** What you will do **
Copy the lines below that contain "Lançamento".

** Record set **
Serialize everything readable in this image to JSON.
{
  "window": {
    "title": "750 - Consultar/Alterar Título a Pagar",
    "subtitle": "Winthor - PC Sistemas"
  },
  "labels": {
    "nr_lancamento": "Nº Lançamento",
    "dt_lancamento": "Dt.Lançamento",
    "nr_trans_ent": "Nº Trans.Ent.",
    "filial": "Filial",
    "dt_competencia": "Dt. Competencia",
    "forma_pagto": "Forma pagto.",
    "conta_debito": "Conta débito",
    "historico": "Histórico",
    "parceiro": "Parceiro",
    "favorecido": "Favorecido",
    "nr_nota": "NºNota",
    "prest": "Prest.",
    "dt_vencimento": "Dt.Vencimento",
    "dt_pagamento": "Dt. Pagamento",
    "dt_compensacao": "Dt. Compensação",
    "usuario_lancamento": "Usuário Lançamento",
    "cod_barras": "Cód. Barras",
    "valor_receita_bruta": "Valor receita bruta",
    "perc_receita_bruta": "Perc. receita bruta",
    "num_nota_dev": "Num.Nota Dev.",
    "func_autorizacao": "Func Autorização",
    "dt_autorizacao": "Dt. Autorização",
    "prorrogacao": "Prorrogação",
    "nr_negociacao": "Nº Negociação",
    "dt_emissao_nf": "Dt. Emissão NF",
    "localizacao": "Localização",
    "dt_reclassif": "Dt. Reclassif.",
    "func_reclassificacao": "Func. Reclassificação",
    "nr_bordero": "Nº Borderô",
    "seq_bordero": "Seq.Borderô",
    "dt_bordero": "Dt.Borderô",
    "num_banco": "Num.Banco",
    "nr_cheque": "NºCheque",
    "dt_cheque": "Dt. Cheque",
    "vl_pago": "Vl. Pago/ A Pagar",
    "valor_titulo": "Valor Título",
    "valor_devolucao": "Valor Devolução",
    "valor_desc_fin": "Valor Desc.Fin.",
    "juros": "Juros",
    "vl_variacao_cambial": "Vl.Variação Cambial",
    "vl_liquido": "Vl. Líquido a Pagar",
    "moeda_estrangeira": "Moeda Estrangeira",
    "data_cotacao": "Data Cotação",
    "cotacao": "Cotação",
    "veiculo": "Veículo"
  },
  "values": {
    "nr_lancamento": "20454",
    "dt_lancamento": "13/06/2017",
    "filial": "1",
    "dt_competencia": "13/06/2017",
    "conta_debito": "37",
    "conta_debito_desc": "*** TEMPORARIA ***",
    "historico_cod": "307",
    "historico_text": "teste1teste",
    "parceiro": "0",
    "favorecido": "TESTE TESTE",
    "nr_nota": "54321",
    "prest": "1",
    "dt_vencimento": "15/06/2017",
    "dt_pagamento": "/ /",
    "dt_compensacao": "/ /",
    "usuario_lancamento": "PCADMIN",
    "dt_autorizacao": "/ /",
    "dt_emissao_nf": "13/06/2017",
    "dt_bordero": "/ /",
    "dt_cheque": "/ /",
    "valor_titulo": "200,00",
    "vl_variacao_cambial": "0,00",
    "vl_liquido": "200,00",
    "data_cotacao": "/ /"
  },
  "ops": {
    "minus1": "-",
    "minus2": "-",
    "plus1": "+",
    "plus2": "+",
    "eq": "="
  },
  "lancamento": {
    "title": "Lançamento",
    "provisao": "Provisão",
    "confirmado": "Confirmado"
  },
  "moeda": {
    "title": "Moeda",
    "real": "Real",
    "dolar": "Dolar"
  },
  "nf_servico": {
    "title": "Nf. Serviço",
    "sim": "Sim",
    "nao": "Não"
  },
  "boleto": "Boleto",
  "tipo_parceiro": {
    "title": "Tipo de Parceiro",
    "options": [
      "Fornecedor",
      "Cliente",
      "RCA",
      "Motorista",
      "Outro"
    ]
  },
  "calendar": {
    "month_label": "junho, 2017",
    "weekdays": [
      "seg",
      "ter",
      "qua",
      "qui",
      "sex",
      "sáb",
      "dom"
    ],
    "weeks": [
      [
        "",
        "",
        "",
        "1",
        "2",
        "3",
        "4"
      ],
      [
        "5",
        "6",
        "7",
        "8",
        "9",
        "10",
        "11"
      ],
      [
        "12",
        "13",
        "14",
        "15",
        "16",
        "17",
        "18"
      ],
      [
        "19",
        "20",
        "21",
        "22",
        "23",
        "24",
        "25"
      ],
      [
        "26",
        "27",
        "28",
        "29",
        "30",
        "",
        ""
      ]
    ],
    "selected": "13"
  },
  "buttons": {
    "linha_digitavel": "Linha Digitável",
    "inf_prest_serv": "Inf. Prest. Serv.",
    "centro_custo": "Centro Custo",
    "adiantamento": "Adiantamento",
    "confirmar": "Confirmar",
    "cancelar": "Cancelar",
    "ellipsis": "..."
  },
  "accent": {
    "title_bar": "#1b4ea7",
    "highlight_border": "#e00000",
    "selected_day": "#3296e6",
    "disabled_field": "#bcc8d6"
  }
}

** Solution to this exercise **
    "nr_lancamento": "Nº Lançamento",
    "dt_lancamento": "Dt.Lançamento",
    "usuario_lancamento": "Usuário Lançamento",
    "title": "Lançamento",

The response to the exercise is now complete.